The Soviets have 20 surface ships, 70 submarines and 300 aircraft already armed with antiship cruise missiles, have a substantial lead in chemical warfare, have 180 nuclear-powered submarines in comparison to 115 in the U.S. fleet and have 115,000 people working full-time in a $2 billion annual civil defense effort.
While the United States still leads the Soviet Union by two to seven years in microelectronic, computer and jet engine technology, the West's technological lead is rapidly eroding in electro-optical sensors, guidance and navigation, hydro-acoustics, optics and propulsion.
The Soviets devote an average 12 to 14 percent of their gross national product to defense and the estimated dollar-cost of Moscow's military investment was 70 percent higher than comparable U.S. spending in 1979.

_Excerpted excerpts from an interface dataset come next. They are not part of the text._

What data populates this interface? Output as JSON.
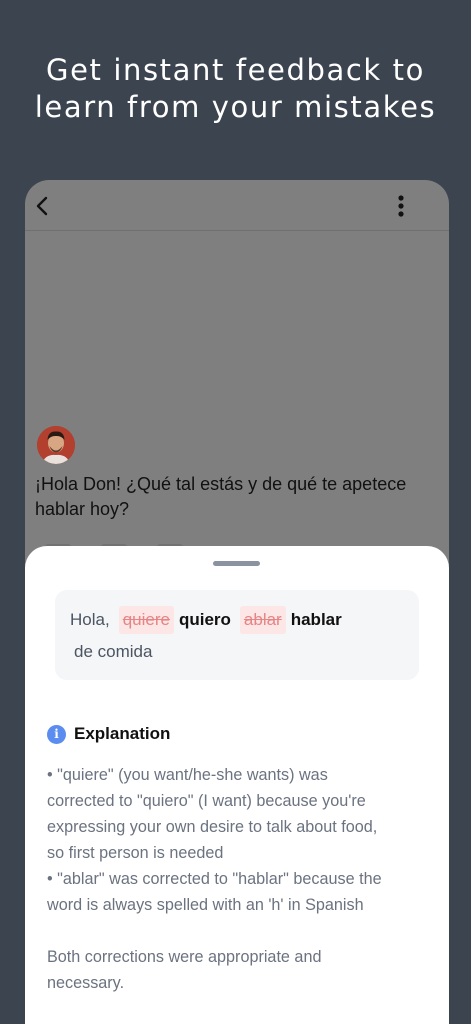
{
  "headline": {
    "line1": "Get instant feedback to",
    "line2": "learn from your mistakes"
  },
  "chat": {
    "back_icon": "chevron-left-icon",
    "menu_icon": "kebab-menu-icon",
    "message": "¡Hola Don! ¿Qué tal estás y de qué te apetece hablar hoy?"
  },
  "correction": {
    "prefix": "Hola,",
    "wrong_1": "quiere",
    "right_1": "quiero",
    "wrong_2": "ablar",
    "right_2": "hablar",
    "suffix": "de comida",
    "colors": {
      "wrong_text": "#e58585",
      "wrong_bg": "#fde6e6"
    }
  },
  "explanation": {
    "icon": "info-icon",
    "icon_glyph": "i",
    "title": "Explanation",
    "lines": [
      "• \"quiere\" (you want/he-she wants) was",
      "corrected to \"quiero\" (I want) because you're",
      "expressing your own desire to talk about food,",
      "so first person is needed",
      "• \"ablar\" was corrected to \"hablar\" because the",
      "word is always spelled with an 'h' in Spanish"
    ],
    "closing_lines": [
      "Both corrections were appropriate and",
      "necessary."
    ],
    "accent_color": "#5b8df0"
  }
}
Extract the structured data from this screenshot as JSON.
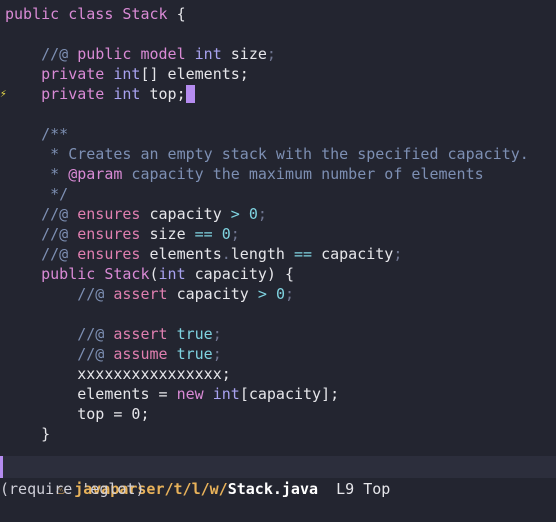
{
  "editor": {
    "l1_kw": "public",
    "l1_kw2": "class",
    "l1_name": "Stack",
    "l1_brace": " {",
    "l3_cm": "//@",
    "l3_kw1": "public",
    "l3_kw2": "model",
    "l3_ty": "int",
    "l3_rest": "size",
    "l3_semi": ";",
    "l4_kw": "private",
    "l4_ty": "int",
    "l4_rest": "[] elements;",
    "l5_kw": "private",
    "l5_ty": "int",
    "l5_rest": "top;",
    "l7": "/**",
    "l8": " * Creates an empty stack with the specified capacity.",
    "l9_a": " * ",
    "l9_tag": "@param",
    "l9_b": " capacity the maximum number of elements",
    "l10": " */",
    "l11_cm": "//@",
    "l11_kw": "ensures",
    "l11_a": "capacity",
    "l11_op": ">",
    "l11_num": "0",
    "l11_semi": ";",
    "l12_cm": "//@",
    "l12_kw": "ensures",
    "l12_a": "size",
    "l12_op": "==",
    "l12_num": "0",
    "l12_semi": ";",
    "l13_cm": "//@",
    "l13_kw": "ensures",
    "l13_a": "elements",
    "l13_dot": ".",
    "l13_b": "length",
    "l13_op": "==",
    "l13_c": "capacity",
    "l13_semi": ";",
    "l14_kw": "public",
    "l14_name": "Stack",
    "l14_p1": "(",
    "l14_ty": "int",
    "l14_rest": " capacity) {",
    "l15_cm": "//@",
    "l15_kw": "assert",
    "l15_a": "capacity",
    "l15_op": ">",
    "l15_num": "0",
    "l15_semi": ";",
    "l17_cm": "//@",
    "l17_kw": "assert",
    "l17_val": "true",
    "l17_semi": ";",
    "l18_cm": "//@",
    "l18_kw": "assume",
    "l18_val": "true",
    "l18_semi": ";",
    "l19": "xxxxxxxxxxxxxxxx;",
    "l20_a": "elements = ",
    "l20_kw": "new",
    "l20_ty": "int",
    "l20_b": "[capacity];",
    "l21": "top = 0;",
    "l22": "}",
    "fringe_marker": "⚡"
  },
  "modeline": {
    "icon": "java-icon",
    "project": "javaparser",
    "path": "/t/l/w/",
    "file": "Stack.java",
    "line": "L9",
    "position": "Top"
  },
  "minibuffer": {
    "text": "(require 'eglot)"
  },
  "colors": {
    "background": "#232530",
    "keyword": "#d98ad5",
    "type": "#a8a2f0",
    "comment": "#7d8fb3",
    "jml_keyword": "#e07fb0",
    "number": "#7fd3e0",
    "cursor": "#b58cf0",
    "modeline_path": "#e8b25a"
  }
}
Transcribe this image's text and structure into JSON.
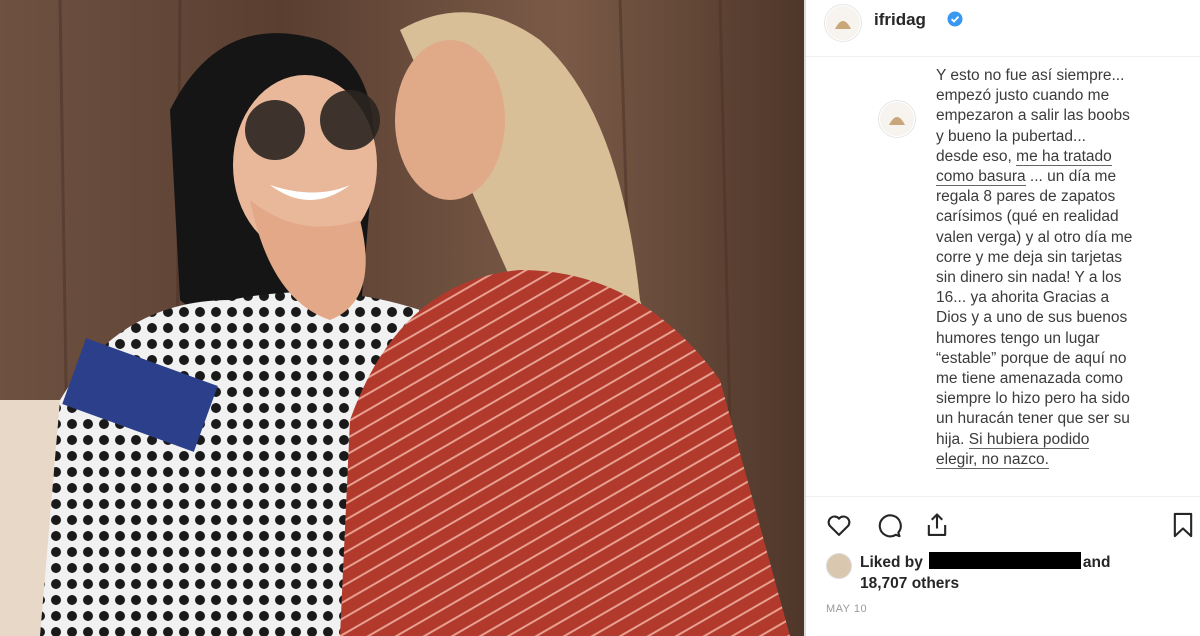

The report also includes the first depiction, in the form of artist sketches presumably made from satellite pictures, of the new SS20 missile and Typhoon missile-firing submarine as well as maps showing in general the regions where Soviet missiles are deployed.
It is widely accepted among specialists that the Soviets have indeed built up a big and powerful military force. But what is missing from the new report are several offsetting factors.
For example, while NATO is outgunned on tanks, the West has added tens of thousands of antitank missiles to its force in recent years and the Soviets have nothing to match the fleet of 13 big U.S. aircraft carriers. Allied spending, when the United States and Western Europe are taken together, still is greater than Soviet and Warsaw Pact spending.
The United States has more reliable and more militarily potent allies than does Moscow. The report shows 53 non-Soviet Warsaw Pact divisions in Eastern Europe. But 15 of those are Polish, and they probably trouble Moscow more than they do Washington.
The Soviet navy faces potentially disastrous geographical bottlenecks in getting into the open ocean from the Baltic and Black seas and the far North Atlantic in a crisis. There is no assessment of morale, drinking and ethnic problems within the Soviet armed forces, nor of the rather lengthy mobilization times required. Much of the army increase is because China has become an enemy rather than friend.
In his last defense posture report to Congress in January, 1981, then-defense secretary Harold Brown cautioned against "simplistic static indicators" as a true measure of the military balance. While also cautioning against adverse trends, Brown pointed out that allied military manpower is greater than commonly realized and that aircraft-for-aircraft, NATO still maintains a performance edge in fighter aircraft over the Warsaw Pact.